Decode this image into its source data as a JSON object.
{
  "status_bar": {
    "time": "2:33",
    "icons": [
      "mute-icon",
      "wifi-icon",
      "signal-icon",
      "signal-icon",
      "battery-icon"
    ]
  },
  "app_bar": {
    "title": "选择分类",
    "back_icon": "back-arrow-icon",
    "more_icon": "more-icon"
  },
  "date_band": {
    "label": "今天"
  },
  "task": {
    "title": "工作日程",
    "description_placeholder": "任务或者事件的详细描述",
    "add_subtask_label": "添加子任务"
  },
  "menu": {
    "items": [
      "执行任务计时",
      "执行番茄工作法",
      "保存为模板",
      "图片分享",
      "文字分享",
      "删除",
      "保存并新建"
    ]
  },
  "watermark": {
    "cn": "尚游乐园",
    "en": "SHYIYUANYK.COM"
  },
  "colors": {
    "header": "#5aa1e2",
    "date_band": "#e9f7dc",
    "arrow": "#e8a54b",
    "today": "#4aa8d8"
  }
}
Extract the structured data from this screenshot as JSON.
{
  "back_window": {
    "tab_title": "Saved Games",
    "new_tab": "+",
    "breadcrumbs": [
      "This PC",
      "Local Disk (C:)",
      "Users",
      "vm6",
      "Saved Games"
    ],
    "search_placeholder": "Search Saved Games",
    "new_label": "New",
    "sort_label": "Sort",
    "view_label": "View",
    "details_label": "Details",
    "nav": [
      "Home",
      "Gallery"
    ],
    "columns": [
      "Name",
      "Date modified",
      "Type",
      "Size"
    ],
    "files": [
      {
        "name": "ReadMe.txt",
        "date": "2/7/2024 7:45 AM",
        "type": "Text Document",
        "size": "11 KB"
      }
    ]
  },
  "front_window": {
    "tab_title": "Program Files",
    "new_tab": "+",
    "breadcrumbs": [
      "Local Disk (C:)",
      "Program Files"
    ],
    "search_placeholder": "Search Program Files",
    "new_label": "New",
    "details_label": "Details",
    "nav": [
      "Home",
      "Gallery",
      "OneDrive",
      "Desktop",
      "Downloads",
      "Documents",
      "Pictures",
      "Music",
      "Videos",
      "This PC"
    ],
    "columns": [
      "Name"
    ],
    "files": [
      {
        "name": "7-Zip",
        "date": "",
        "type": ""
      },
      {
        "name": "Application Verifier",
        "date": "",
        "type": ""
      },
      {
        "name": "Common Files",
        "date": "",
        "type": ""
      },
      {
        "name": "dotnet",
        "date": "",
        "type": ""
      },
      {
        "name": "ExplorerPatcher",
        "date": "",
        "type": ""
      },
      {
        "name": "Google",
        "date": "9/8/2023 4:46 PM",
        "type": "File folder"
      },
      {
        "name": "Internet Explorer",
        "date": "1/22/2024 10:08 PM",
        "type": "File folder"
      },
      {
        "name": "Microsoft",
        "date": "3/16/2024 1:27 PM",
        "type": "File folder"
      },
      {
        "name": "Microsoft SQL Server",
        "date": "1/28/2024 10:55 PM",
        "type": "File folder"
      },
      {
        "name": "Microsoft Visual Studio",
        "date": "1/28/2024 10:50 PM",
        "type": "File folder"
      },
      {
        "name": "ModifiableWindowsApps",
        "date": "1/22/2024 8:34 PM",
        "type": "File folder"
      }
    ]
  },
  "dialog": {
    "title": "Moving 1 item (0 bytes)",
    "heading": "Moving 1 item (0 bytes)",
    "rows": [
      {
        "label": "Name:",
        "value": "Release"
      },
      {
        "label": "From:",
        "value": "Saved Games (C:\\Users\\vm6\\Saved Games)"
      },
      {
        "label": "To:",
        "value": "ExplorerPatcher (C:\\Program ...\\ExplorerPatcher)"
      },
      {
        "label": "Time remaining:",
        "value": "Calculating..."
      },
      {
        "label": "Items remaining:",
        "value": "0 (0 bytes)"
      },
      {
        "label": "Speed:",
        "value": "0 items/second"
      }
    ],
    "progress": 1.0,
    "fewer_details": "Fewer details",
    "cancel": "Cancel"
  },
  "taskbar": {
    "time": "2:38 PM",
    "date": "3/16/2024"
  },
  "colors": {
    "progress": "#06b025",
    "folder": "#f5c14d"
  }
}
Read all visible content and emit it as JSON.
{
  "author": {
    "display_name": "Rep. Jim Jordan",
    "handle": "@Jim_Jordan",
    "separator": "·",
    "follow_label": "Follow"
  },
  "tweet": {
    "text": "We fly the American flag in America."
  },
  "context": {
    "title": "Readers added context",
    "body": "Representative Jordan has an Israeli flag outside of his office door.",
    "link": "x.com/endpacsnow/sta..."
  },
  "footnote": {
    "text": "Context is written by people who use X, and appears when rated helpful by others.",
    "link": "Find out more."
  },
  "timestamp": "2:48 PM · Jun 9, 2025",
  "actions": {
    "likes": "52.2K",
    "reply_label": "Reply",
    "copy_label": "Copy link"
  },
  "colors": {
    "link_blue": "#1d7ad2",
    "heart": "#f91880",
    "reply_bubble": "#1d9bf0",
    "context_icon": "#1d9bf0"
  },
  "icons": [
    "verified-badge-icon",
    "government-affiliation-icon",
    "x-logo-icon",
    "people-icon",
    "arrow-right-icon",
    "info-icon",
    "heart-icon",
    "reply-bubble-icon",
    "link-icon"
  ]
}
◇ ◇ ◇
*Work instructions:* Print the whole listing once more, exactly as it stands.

*Task response:*
Decode this image into its source data as a JSON object.
{
  "status_bar": {
    "time": "2:33",
    "icons": [
      "mute-icon",
      "wifi-icon",
      "signal-icon",
      "signal-icon",
      "battery-icon"
    ]
  },
  "app_bar": {
    "title": "选择分类",
    "back_icon": "back-arrow-icon",
    "more_icon": "more-icon"
  },
  "date_band": {
    "label": "今天"
  },
  "task": {
    "title": "工作日程",
    "description_placeholder": "任务或者事件的详细描述",
    "add_subtask_label": "添加子任务"
  },
  "menu": {
    "items": [
      "执行任务计时",
      "执行番茄工作法",
      "保存为模板",
      "图片分享",
      "文字分享",
      "删除",
      "保存并新建"
    ]
  },
  "watermark": {
    "cn": "尚游乐园",
    "en": "SHYIYUANYK.COM"
  },
  "colors": {
    "header": "#5aa1e2",
    "date_band": "#e9f7dc",
    "arrow": "#e8a54b",
    "today": "#4aa8d8"
  }
}
Extract the structured data from this screenshot as JSON.
{
  "back_window": {
    "tab_title": "Saved Games",
    "new_tab": "+",
    "breadcrumbs": [
      "This PC",
      "Local Disk (C:)",
      "Users",
      "vm6",
      "Saved Games"
    ],
    "search_placeholder": "Search Saved Games",
    "new_label": "New",
    "sort_label": "Sort",
    "view_label": "View",
    "details_label": "Details",
    "nav": [
      "Home",
      "Gallery"
    ],
    "columns": [
      "Name",
      "Date modified",
      "Type",
      "Size"
    ],
    "files": [
      {
        "name": "ReadMe.txt",
        "date": "2/7/2024 7:45 AM",
        "type": "Text Document",
        "size": "11 KB"
      }
    ]
  },
  "front_window": {
    "tab_title": "Program Files",
    "new_tab": "+",
    "breadcrumbs": [
      "Local Disk (C:)",
      "Program Files"
    ],
    "search_placeholder": "Search Program Files",
    "new_label": "New",
    "details_label": "Details",
    "nav": [
      "Home",
      "Gallery",
      "OneDrive",
      "Desktop",
      "Downloads",
      "Documents",
      "Pictures",
      "Music",
      "Videos",
      "This PC"
    ],
    "columns": [
      "Name"
    ],
    "files": [
      {
        "name": "7-Zip",
        "date": "",
        "type": ""
      },
      {
        "name": "Application Verifier",
        "date": "",
        "type": ""
      },
      {
        "name": "Common Files",
        "date": "",
        "type": ""
      },
      {
        "name": "dotnet",
        "date": "",
        "type": ""
      },
      {
        "name": "ExplorerPatcher",
        "date": "",
        "type": ""
      },
      {
        "name": "Google",
        "date": "9/8/2023 4:46 PM",
        "type": "File folder"
      },
      {
        "name": "Internet Explorer",
        "date": "1/22/2024 10:08 PM",
        "type": "File folder"
      },
      {
        "name": "Microsoft",
        "date": "3/16/2024 1:27 PM",
        "type": "File folder"
      },
      {
        "name": "Microsoft SQL Server",
        "date": "1/28/2024 10:55 PM",
        "type": "File folder"
      },
      {
        "name": "Microsoft Visual Studio",
        "date": "1/28/2024 10:50 PM",
        "type": "File folder"
      },
      {
        "name": "ModifiableWindowsApps",
        "date": "1/22/2024 8:34 PM",
        "type": "File folder"
      }
    ]
  },
  "dialog": {
    "title": "Moving 1 item (0 bytes)",
    "heading": "Moving 1 item (0 bytes)",
    "rows": [
      {
        "label": "Name:",
        "value": "Release"
      },
      {
        "label": "From:",
        "value": "Saved Games (C:\\Users\\vm6\\Saved Games)"
      },
      {
        "label": "To:",
        "value": "ExplorerPatcher (C:\\Program ...\\ExplorerPatcher)"
      },
      {
        "label": "Time remaining:",
        "value": "Calculating..."
      },
      {
        "label": "Items remaining:",
        "value": "0 (0 bytes)"
      },
      {
        "label": "Speed:",
        "value": "0 items/second"
      }
    ],
    "progress": 1.0,
    "fewer_details": "Fewer details",
    "cancel": "Cancel"
  },
  "taskbar": {
    "time": "2:38 PM",
    "date": "3/16/2024"
  },
  "colors": {
    "progress": "#06b025",
    "folder": "#f5c14d"
  }
}
Read all visible content and emit it as JSON.
{
  "author": {
    "display_name": "Rep. Jim Jordan",
    "handle": "@Jim_Jordan",
    "separator": "·",
    "follow_label": "Follow"
  },
  "tweet": {
    "text": "We fly the American flag in America."
  },
  "context": {
    "title": "Readers added context",
    "body": "Representative Jordan has an Israeli flag outside of his office door.",
    "link": "x.com/endpacsnow/sta..."
  },
  "footnote": {
    "text": "Context is written by people who use X, and appears when rated helpful by others.",
    "link": "Find out more."
  },
  "timestamp": "2:48 PM · Jun 9, 2025",
  "actions": {
    "likes": "52.2K",
    "reply_label": "Reply",
    "copy_label": "Copy link"
  },
  "colors": {
    "link_blue": "#1d7ad2",
    "heart": "#f91880",
    "reply_bubble": "#1d9bf0",
    "context_icon": "#1d9bf0"
  },
  "icons": [
    "verified-badge-icon",
    "government-affiliation-icon",
    "x-logo-icon",
    "people-icon",
    "arrow-right-icon",
    "info-icon",
    "heart-icon",
    "reply-bubble-icon",
    "link-icon"
  ]
}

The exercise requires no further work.